#### Aim of the exercise:
Your reply should hold every record exactly as given, with no pictures in it.

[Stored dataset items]

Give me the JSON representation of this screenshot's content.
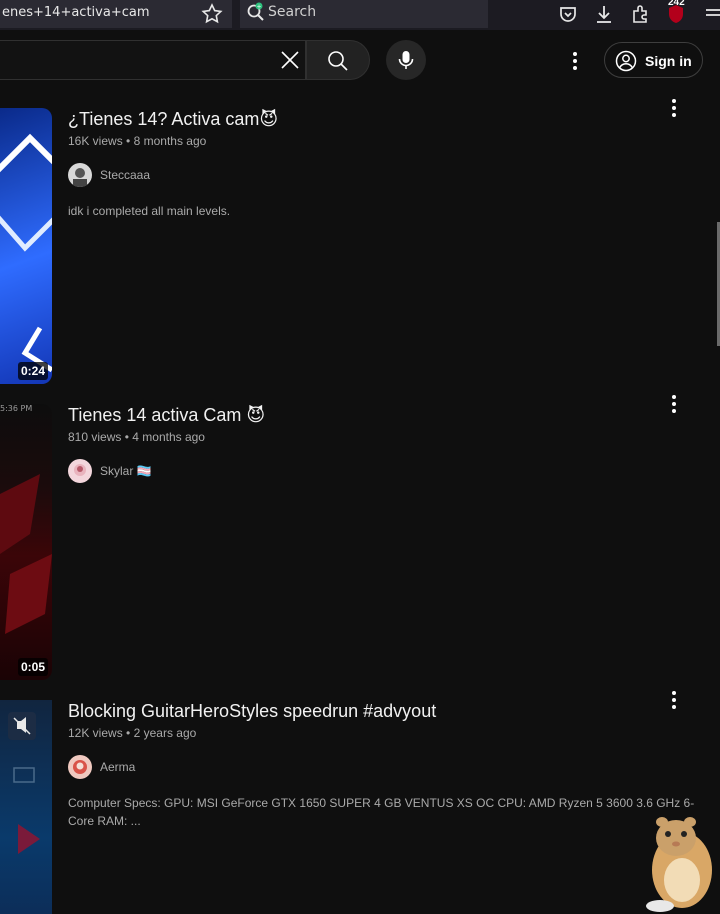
{
  "browser": {
    "url_text": "enes+14+activa+cam",
    "search_placeholder": "Search",
    "notification_count": "242"
  },
  "header": {
    "sign_in_label": "Sign in"
  },
  "results": [
    {
      "title": "¿Tienes 14? Activa cam😈",
      "views": "16K views",
      "age": "8 months ago",
      "channel": "Steccaaa",
      "description": "idk i completed all main levels.",
      "duration": "0:24"
    },
    {
      "title": "Tienes 14 activa Cam 😈",
      "views": "810 views",
      "age": "4 months ago",
      "channel": "Skylar 🏳️‍⚧️",
      "description": "",
      "duration": "0:05",
      "thumb_caption": "5:36 PM"
    },
    {
      "title": "Blocking GuitarHeroStyles speedrun #advyout",
      "views": "12K views",
      "age": "2 years ago",
      "channel": "Aerma",
      "description": "Computer Specs: GPU: MSI GeForce GTX 1650 SUPER 4 GB VENTUS XS OC CPU: AMD Ryzen 5 3600 3.6 GHz 6-Core RAM: ...",
      "duration": ""
    }
  ],
  "meta_separator": "•",
  "colors": {
    "background": "#0f0f0f",
    "text_primary": "#f1f1f1",
    "text_secondary": "#aaaaaa",
    "thumb1": "#1d4fd8",
    "thumb2": "#3a0508",
    "thumb3": "#0b2a4e"
  }
}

#### Exercise output:
Give me the JSON representation of this screenshot's content.
{
  "browser": {
    "url_text": "enes+14+activa+cam",
    "search_placeholder": "Search",
    "notification_count": "242"
  },
  "header": {
    "sign_in_label": "Sign in"
  },
  "results": [
    {
      "title": "¿Tienes 14? Activa cam😈",
      "views": "16K views",
      "age": "8 months ago",
      "channel": "Steccaaa",
      "description": "idk i completed all main levels.",
      "duration": "0:24"
    },
    {
      "title": "Tienes 14 activa Cam 😈",
      "views": "810 views",
      "age": "4 months ago",
      "channel": "Skylar 🏳️‍⚧️",
      "description": "",
      "duration": "0:05",
      "thumb_caption": "5:36 PM"
    },
    {
      "title": "Blocking GuitarHeroStyles speedrun #advyout",
      "views": "12K views",
      "age": "2 years ago",
      "channel": "Aerma",
      "description": "Computer Specs: GPU: MSI GeForce GTX 1650 SUPER 4 GB VENTUS XS OC CPU: AMD Ryzen 5 3600 3.6 GHz 6-Core RAM: ...",
      "duration": ""
    }
  ],
  "meta_separator": "•",
  "colors": {
    "background": "#0f0f0f",
    "text_primary": "#f1f1f1",
    "text_secondary": "#aaaaaa",
    "thumb1": "#1d4fd8",
    "thumb2": "#3a0508",
    "thumb3": "#0b2a4e"
  }
}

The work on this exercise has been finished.